- GOAL OF THE EXERCISE
The data below must be copied in full and without any change.
##### ENTRIES PROVIDED
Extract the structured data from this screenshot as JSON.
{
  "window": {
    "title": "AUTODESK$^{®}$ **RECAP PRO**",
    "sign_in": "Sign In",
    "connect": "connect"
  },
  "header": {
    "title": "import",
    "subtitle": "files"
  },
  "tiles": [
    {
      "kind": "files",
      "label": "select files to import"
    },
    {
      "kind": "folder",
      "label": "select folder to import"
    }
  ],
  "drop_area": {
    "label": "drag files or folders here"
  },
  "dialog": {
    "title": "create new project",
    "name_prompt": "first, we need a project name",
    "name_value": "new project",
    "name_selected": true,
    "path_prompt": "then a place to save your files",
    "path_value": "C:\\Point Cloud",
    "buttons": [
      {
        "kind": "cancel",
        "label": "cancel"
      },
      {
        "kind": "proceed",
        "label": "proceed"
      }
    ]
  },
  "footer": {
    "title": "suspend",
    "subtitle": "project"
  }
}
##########
- TASK RESULT
Extract the structured data from this screenshot as JSON.
{
  "window": {
    "title": "AUTODESK$^{®}$ **RECAP PRO**",
    "sign_in": "Sign In",
    "connect": "connect"
  },
  "header": {
    "title": "import",
    "subtitle": "files"
  },
  "tiles": [
    {
      "kind": "files",
      "label": "select files to import"
    },
    {
      "kind": "folder",
      "label": "select folder to import"
    }
  ],
  "drop_area": {
    "label": "drag files or folders here"
  },
  "dialog": {
    "title": "create new project",
    "name_prompt": "first, we need a project name",
    "name_value": "new project",
    "name_selected": true,
    "path_prompt": "then a place to save your files",
    "path_value": "C:\\Point Cloud",
    "buttons": [
      {
        "kind": "cancel",
        "label": "cancel"
      },
      {
        "kind": "proceed",
        "label": "proceed"
      }
    ]
  },
  "footer": {
    "title": "suspend",
    "subtitle": "project"
  }
}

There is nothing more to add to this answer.